-- SUPPLIED ENTRIES follows --
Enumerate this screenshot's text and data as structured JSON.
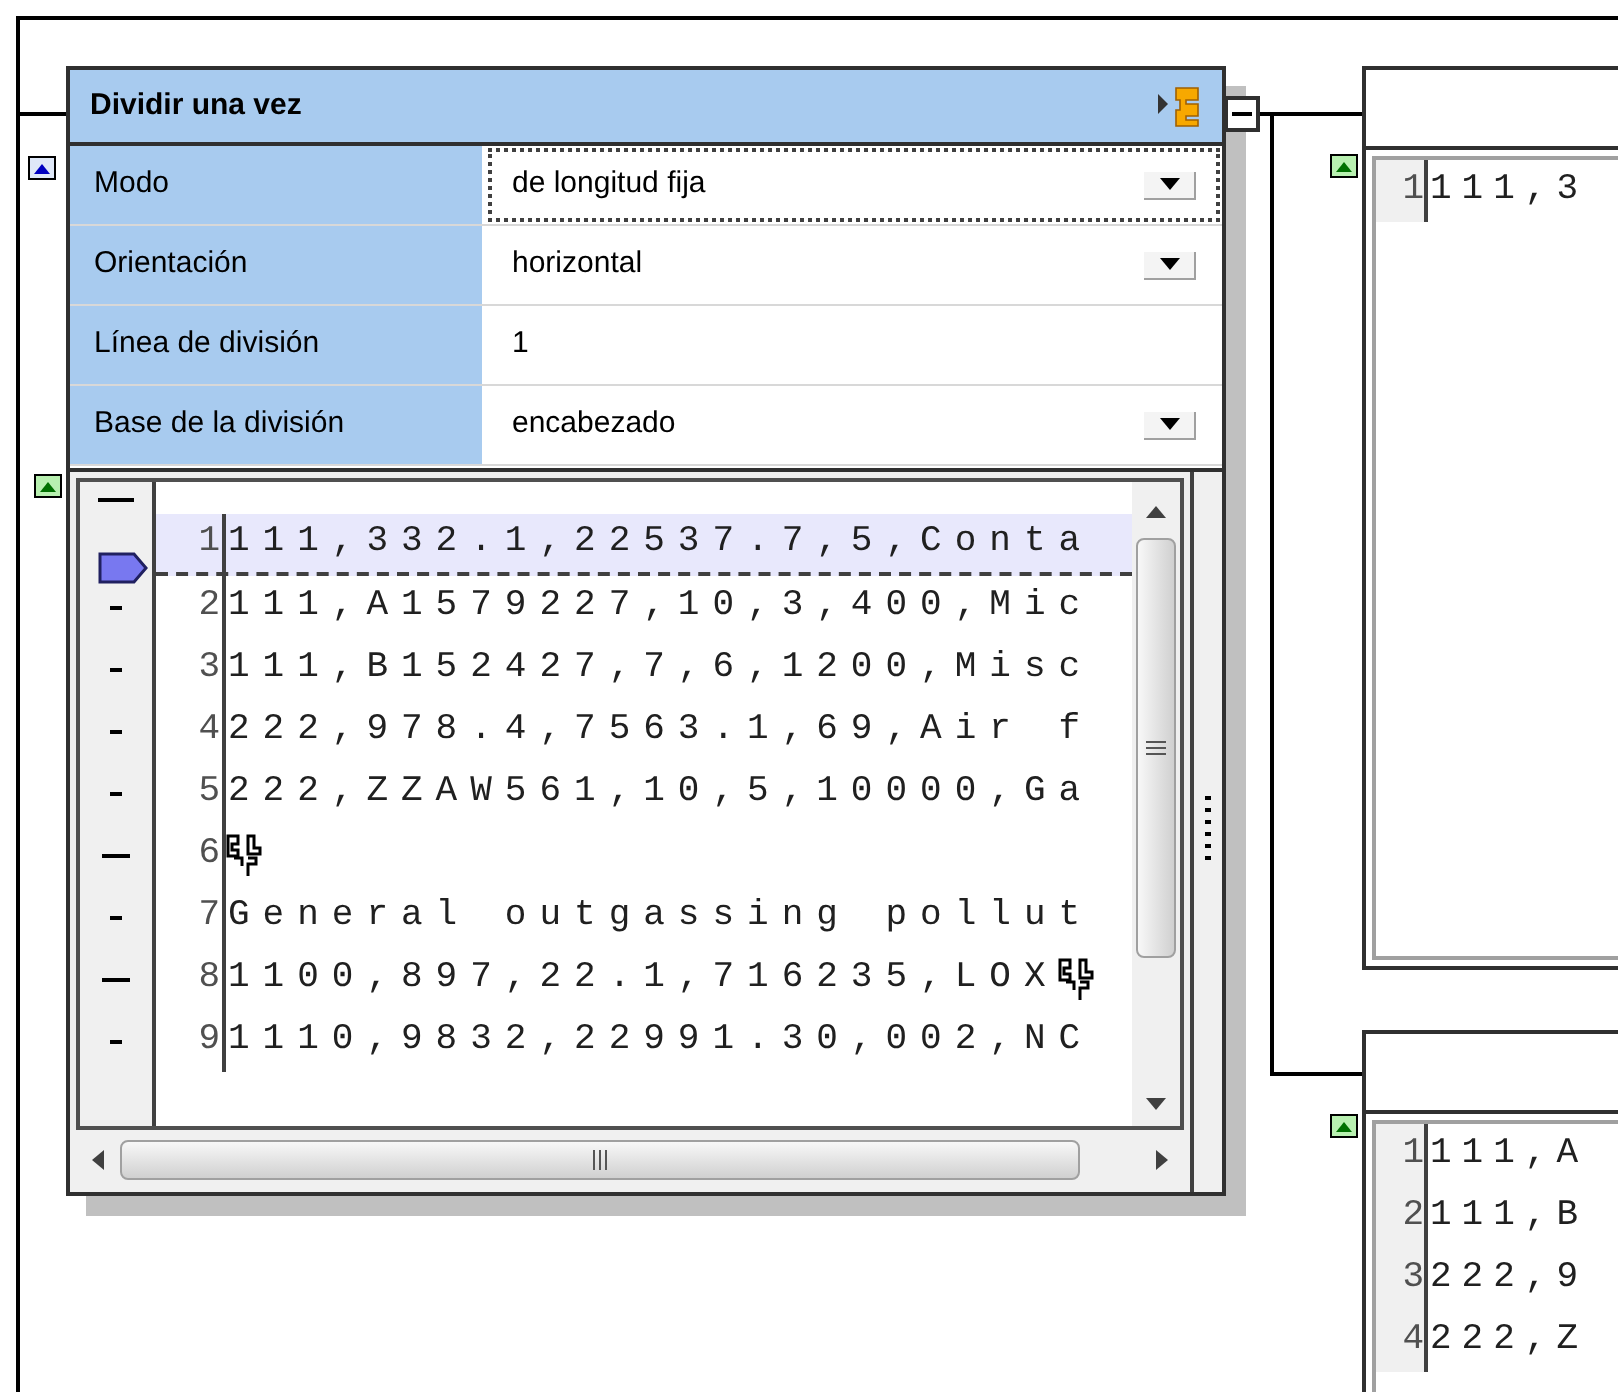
{
  "split_node": {
    "title": "Dividir una vez",
    "properties": [
      {
        "label": "Modo",
        "value": "de longitud fija",
        "kind": "dropdown",
        "focused": true
      },
      {
        "label": "Orientación",
        "value": "horizontal",
        "kind": "dropdown",
        "focused": false
      },
      {
        "label": "Línea de división",
        "value": "1",
        "kind": "text",
        "focused": false
      },
      {
        "label": "Base de la división",
        "value": "encabezado",
        "kind": "dropdown",
        "focused": false
      }
    ],
    "lines": [
      {
        "number": "1",
        "text": "111,332.1,22537.7,5,Conta",
        "highlighted": true,
        "eol": false
      },
      {
        "number": "2",
        "text": "111,A1579227,10,3,400,Mic",
        "highlighted": false,
        "eol": false
      },
      {
        "number": "3",
        "text": "111,B152427,7,6,1200,Misc",
        "highlighted": false,
        "eol": false
      },
      {
        "number": "4",
        "text": "222,978.4,7563.1,69,Air f",
        "highlighted": false,
        "eol": false
      },
      {
        "number": "5",
        "text": "222,ZZAW561,10,5,10000,Ga",
        "highlighted": false,
        "eol": false
      },
      {
        "number": "6",
        "highlighted": false,
        "eol": true
      },
      {
        "number": "7",
        "text": "General outgassing pollut",
        "highlighted": false,
        "eol": false
      },
      {
        "number": "8",
        "text": "1100,897,22.1,716235,LOX",
        "highlighted": false,
        "eol": true
      },
      {
        "number": "9",
        "text": "1110,9832,22991.30,002,NC",
        "highlighted": false,
        "eol": false
      }
    ]
  },
  "output_nodes": [
    {
      "lines": [
        {
          "number": "1",
          "text": "111,3"
        }
      ]
    },
    {
      "lines": [
        {
          "number": "1",
          "text": "111,A"
        },
        {
          "number": "2",
          "text": "111,B"
        },
        {
          "number": "3",
          "text": "222,9"
        },
        {
          "number": "4",
          "text": "222,Z"
        }
      ]
    }
  ]
}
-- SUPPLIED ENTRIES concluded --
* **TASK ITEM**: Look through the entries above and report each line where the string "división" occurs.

* **PROBLEM SOLUTION**:
        "label": "Línea de división",
        "label": "Base de la división",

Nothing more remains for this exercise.